4.2.5. Moon-Based Radio Telescope

The aperture of the radio telescope on the Earth has reached its limit due to the influence of gravity. The gravity on the moon is only 1/6 of that on the Earth. Naturally, it is possible to consider establishing a radio telescope with a large aperture (120 m and above) on the moon, for example, the Lunar Crater Radio Telescope mentioned earlier in this article. However, the telescope is a mesh antenna, and it can only perform low-frequency observations after completion. If high-frequency signals are to be received, then a solid panel must be used to build the antenna. In 2021, China and Russia jointly issued the Joint Statement of the China National Space Administration and Roscosmos on Cooperation in the Construction of an International Lunar Research Station. This means that China and Russia will work with other international partners to jointly build an international lunar scientific research station, of which the lunar astronomical observatory is one of the key points. Therefore, it is foreseeable that the moon-based radio telescope will be a major research hotspot in the future. Among them, lunar morphology analysis, telescope selection, energy supply, environmental protection technology, thermal control technologies (heat dissipation on lunar day and heat preservation on lunar night), assembly, measurement and commissioning calibration, telescope operation and maintenance, and remote monitoring will all be areas for breakthroughs.

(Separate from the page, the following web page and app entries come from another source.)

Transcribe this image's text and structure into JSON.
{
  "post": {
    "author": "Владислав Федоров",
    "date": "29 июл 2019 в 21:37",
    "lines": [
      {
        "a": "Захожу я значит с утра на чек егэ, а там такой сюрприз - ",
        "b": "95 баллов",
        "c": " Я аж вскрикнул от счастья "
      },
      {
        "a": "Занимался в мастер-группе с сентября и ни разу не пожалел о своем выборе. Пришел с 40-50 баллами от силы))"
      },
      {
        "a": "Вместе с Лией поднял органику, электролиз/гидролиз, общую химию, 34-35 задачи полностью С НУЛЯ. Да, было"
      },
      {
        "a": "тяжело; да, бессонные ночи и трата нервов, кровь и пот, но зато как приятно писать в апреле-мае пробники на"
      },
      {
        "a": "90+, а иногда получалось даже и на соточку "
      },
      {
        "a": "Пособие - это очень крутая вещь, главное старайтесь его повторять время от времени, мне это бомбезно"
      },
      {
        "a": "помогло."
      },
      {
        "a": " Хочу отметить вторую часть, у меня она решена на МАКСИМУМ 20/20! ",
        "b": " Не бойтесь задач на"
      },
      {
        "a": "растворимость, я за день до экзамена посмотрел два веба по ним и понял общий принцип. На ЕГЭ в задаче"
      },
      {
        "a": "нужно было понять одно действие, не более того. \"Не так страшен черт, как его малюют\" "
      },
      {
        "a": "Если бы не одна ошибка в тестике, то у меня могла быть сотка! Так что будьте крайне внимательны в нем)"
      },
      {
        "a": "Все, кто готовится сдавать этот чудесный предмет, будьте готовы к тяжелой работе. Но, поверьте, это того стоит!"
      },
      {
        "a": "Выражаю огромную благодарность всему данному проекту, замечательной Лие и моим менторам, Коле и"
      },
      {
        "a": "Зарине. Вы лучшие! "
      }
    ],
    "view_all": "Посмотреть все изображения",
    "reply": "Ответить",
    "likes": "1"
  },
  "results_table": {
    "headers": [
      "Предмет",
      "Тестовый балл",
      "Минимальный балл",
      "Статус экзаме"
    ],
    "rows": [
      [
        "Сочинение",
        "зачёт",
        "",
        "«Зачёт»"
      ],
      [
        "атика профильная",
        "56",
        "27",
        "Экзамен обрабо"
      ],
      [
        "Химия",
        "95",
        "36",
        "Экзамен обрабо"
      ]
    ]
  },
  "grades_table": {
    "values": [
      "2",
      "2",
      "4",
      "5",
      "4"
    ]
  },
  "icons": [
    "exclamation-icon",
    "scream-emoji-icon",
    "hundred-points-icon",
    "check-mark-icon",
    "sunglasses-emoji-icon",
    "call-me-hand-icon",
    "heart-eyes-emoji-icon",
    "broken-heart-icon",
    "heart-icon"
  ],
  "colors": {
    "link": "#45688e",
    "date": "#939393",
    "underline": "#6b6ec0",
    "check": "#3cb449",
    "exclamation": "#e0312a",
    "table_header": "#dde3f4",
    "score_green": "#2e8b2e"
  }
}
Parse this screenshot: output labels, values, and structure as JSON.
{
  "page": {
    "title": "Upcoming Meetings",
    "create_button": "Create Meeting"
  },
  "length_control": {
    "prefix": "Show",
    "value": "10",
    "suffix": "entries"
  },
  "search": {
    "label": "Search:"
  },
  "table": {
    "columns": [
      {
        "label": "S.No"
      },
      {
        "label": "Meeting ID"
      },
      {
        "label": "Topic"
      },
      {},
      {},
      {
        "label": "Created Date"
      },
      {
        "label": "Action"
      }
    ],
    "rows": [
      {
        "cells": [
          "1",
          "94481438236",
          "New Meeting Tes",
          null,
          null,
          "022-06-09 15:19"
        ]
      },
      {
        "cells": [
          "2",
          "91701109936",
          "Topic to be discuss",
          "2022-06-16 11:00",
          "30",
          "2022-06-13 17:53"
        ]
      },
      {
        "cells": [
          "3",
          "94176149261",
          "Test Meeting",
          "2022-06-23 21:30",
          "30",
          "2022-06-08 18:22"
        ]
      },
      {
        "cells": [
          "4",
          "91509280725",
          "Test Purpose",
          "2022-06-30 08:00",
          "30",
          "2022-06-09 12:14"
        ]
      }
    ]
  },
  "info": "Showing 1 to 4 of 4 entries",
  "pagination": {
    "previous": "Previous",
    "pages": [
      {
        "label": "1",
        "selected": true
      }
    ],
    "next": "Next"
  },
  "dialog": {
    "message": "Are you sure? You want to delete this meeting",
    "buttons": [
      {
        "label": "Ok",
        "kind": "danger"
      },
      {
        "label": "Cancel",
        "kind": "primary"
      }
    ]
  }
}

Data Availability

The data used to support the findings of this study are available from the corresponding author upon reasonable request.

Conflicts of Interest

The authors declare that they have no conflicts of interest regarding the publication of this paper.


This work was supported by the National Key Research and Development Program of China under grant no. 2021YFC2203600, National Natural Science Foundation of China under grant nos. 52005377 and 51975447, and Youth Innovation Team of Shaanxi Universities under grant no. 201926.